Emerald Publishing
Copyright
Copyright © 2011 Emerald Group Publishing Limited. All rights reserved.
ISSN
1401-338X
DOI
10.1108/14013381111178587
Publisher site
See Article on Publisher Site

Abstract

Purpose – The purpose of this paper is to examine the intellectual capital reporting (ICR) practices of listed non‐financial companies in Bangladesh as an example of a South Asian developing country, and to empirically investigate some company characteristics as determinants of such practices. Design/methodology/approach – This is an empirical study of ICR by 90 listed companies in Bangladesh in 2008‐2009 using content analysis of annual reports. The study uses a weighted disclosure index and ordinary least squares regression analyses to test the association between company characteristics and the extent of ICR. Findings – The study finds that despite the stock market growing significantly during the recession period, there is a tendency of companies not to disclose IC. The study also confirms that size and industry are important attributes to explain the IC disclosure (ICD) issues in Bangladesh. Unlike prior studies, the study finds that the IT sector does not tend to disclose more extensively, and that companies currently fail to disclose many important items such as patents, trademark and copyrights. The result is an indication that companies in Bangladesh are reluctant to disclose IC. The study is also similar to Abeysekera and Guthrie, who found that Sri Lanka is a proactive rather reactive country in terms of ICR. The study also finds ICR depends on the self‐interests of the company. Research limitations/implications – The scope of this study is limited to single year, 2008‐2009. It would be interesting to replicate this study in other developing countries or a group of developing countries in South Asia that have many similarities to the Bangladesh socio‐economic environment. Nevertheless, the study incorporates the current level of ICR transparency in Bangladesh. Originality/value – Unlike previous studies, the present study is based on a developing country where the capital market is growing significantly during the recession years. The study also develops a weighted disclosure index in a developing country context, based on the extensive literature of ICD and some new characteristics, namely non‐family ownership, audit committee and liquidity risk.

Journal

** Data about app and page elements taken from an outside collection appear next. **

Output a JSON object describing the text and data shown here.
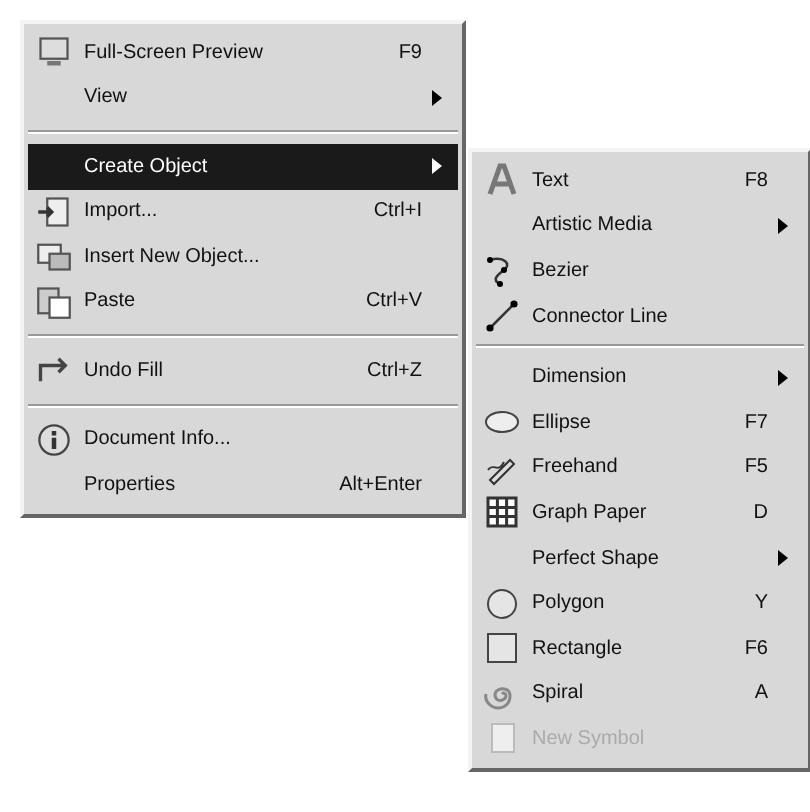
{
  "menu": {
    "items": [
      {
        "kind": "item",
        "label": "Full-Screen Preview",
        "shortcut": "F9",
        "submenu": false,
        "selected": false,
        "disabled": false
      },
      {
        "kind": "item",
        "label": "View",
        "submenu": true,
        "selected": false,
        "disabled": false
      },
      {
        "kind": "separator"
      },
      {
        "kind": "item",
        "label": "Create Object",
        "submenu": true,
        "selected": true,
        "disabled": false
      },
      {
        "kind": "item",
        "label": "Import...",
        "shortcut": "Ctrl+I",
        "submenu": false,
        "selected": false,
        "disabled": false
      },
      {
        "kind": "item",
        "label": "Insert New Object...",
        "submenu": false,
        "selected": false,
        "disabled": false
      },
      {
        "kind": "item",
        "label": "Paste",
        "shortcut": "Ctrl+V",
        "submenu": false,
        "selected": false,
        "disabled": false
      },
      {
        "kind": "separator"
      },
      {
        "kind": "item",
        "label": "Undo Fill",
        "shortcut": "Ctrl+Z",
        "submenu": false,
        "selected": false,
        "disabled": false
      },
      {
        "kind": "separator"
      },
      {
        "kind": "item",
        "label": "Document Info...",
        "submenu": false,
        "selected": false,
        "disabled": false
      },
      {
        "kind": "item",
        "label": "Properties",
        "shortcut": "Alt+Enter",
        "submenu": false,
        "selected": false,
        "disabled": false
      }
    ]
  },
  "submenu": {
    "items": [
      {
        "kind": "item",
        "label": "Text",
        "shortcut": "F8",
        "submenu": false,
        "disabled": false
      },
      {
        "kind": "item",
        "label": "Artistic Media",
        "submenu": true,
        "disabled": false
      },
      {
        "kind": "item",
        "label": "Bezier",
        "submenu": false,
        "disabled": false
      },
      {
        "kind": "item",
        "label": "Connector Line",
        "submenu": false,
        "disabled": false
      },
      {
        "kind": "separator"
      },
      {
        "kind": "item",
        "label": "Dimension",
        "submenu": true,
        "disabled": false
      },
      {
        "kind": "item",
        "label": "Ellipse",
        "shortcut": "F7",
        "submenu": false,
        "disabled": false
      },
      {
        "kind": "item",
        "label": "Freehand",
        "shortcut": "F5",
        "submenu": false,
        "disabled": false
      },
      {
        "kind": "item",
        "label": "Graph Paper",
        "shortcut": "D",
        "submenu": false,
        "disabled": false
      },
      {
        "kind": "item",
        "label": "Perfect Shape",
        "submenu": true,
        "disabled": false
      },
      {
        "kind": "item",
        "label": "Polygon",
        "shortcut": "Y",
        "submenu": false,
        "disabled": false
      },
      {
        "kind": "item",
        "label": "Rectangle",
        "shortcut": "F6",
        "submenu": false,
        "disabled": false
      },
      {
        "kind": "item",
        "label": "Spiral",
        "shortcut": "A",
        "submenu": false,
        "disabled": false
      },
      {
        "kind": "item",
        "label": "New Symbol",
        "submenu": false,
        "disabled": true
      }
    ]
  }
}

Journal of Human Resource Costing & AccountingEmerald Publishing

Published: Sep 6, 2011

Keywords: Bangladesh; Developing countries; Capital markets; Intellectual capital reporting (ICR); South Asia

References